I feel something like a Who on the speck of dust in Dr. Seuss’s Horton Hears a Who! “A person’s a person, no matter how small.” We feel so very small in the face of this. Such a pale little blue dot, our earth. But such a cataclysmic upheaval of our big beautiful and often frightening planet.

Look again at that dot. That’s here. That’s home. That’s us. On it everyone you love, everyone you know, everyone you ever heard of, every human being who ever was, lived out their lives. The aggregate of our joy and suffering, thousands of confident religions, ideologies, and economic doctrines, every hunter and forager, every hero and coward, every creator and destroyer of civilization, every king and peasant, every young couple in love, every mother and father, hopeful child, inventor and explorer, every teacher of morals, every corrupt politician, every ‘superstar,’ every ‘supreme leader,’ every saint and sinner in the history of our species lived there – on a mote of dust suspended in a sunbeam.
~ Carl Sagan
(Pale Blue Dot)

As I’m writing this some of the lyrics of Pig, one of Dave Matthews’ older songs, one of my favorites, come back to me with added poignancy:

Isn’t it strange
How we move our lives for another day
Like skipping a beat
What if a great wave should
Wash us all away
Just thinking out loud
Don’t mean to dwell on this dying thing
But looking at blood
It’s alive right now
Deep and sweet within
Pouring through our veins
Intoxicate moving wine to tears
Drinking it deep
Then an evening spent dancing
It’s you and me
This love will open our world
From the dark side we can see a glow of something bright
There’s much more than we see here
Don’t burn the day away
~ Dave Matthews
♫ (Pig) ♫

All we have is this moment.  Let us not burn our days away…

I’m Nobody! Who are you?

Emily Dickinson
Emily Dickinson

So asked Emily Dickinson…

My original plans for this day were canceled due to very high humidity. So I decided to use the day to play with the appearance of this blog. Once I got started it turned into something of a major renovation. First I tried the new theme, Koi, with my background, but it just didn’t feel right. Finally decided to use Structure, again, the same theme I used for my family history and quote collection sites. I might as well…

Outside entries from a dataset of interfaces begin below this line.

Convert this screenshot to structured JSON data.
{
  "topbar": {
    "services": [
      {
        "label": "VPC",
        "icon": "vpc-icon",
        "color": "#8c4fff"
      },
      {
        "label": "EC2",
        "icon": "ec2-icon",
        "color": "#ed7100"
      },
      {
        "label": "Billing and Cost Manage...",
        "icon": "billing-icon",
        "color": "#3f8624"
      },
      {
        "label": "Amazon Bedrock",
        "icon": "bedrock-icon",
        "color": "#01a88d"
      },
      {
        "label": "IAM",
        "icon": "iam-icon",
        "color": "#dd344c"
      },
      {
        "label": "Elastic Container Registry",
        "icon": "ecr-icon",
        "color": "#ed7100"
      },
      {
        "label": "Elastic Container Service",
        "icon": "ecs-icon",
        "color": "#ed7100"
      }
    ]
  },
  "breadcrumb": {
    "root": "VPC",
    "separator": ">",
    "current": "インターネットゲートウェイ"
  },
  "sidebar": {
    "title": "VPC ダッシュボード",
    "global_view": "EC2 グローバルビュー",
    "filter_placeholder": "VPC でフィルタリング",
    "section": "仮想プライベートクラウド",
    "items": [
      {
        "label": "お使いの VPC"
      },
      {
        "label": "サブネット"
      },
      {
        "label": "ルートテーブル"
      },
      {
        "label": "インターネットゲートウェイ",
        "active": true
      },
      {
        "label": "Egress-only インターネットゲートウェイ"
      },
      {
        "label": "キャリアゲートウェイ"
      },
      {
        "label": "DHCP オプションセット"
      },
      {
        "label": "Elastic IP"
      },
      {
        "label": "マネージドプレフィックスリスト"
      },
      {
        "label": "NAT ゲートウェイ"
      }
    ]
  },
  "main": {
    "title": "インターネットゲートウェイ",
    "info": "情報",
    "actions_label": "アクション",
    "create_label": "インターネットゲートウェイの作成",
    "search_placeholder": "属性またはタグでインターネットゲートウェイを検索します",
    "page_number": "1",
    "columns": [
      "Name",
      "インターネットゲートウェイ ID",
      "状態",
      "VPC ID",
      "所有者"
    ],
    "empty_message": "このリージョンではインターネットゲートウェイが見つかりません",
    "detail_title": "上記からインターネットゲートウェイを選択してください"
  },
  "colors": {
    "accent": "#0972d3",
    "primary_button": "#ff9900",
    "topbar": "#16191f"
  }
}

I like Structure’s fonts and the ability to add a custom background. And the wide-screen! (Pure white computer screens are hard on my eyes, and if I’m not careful the glare can trigger a migraine.) It was wonderful spending hours on end creating a new home for my blog!

Treated myself to some freshly brewed iced tea, and put it in one of the thick blue hand blown glass goblets we bought in Provincetown several years ago. (Hadn’t used them in a long while…)

At quarter to two I didn’t notice anything different, nor did anyone else down here on the Connecticut coastline. But an hour inland they felt an earthquake that was 5.0 magnitude on the border of Ontario and Quebec.

Everything is not quite done – still working on the “about me” page. That’s the toughest one. Am I somebody? But dear Emily’s words make me smile and keep on going…

Are you – Nobody – too?
Then there’s a pair of us!
Don’t tell! they’d advertise – you know!

How dreary – to be – Somebody!
How public – like a Frog –
To tell one’s name – the livelong June –
To an admiring Bog!

~ Emily Dickinson
(The Poems of Emily Dickinson, #260)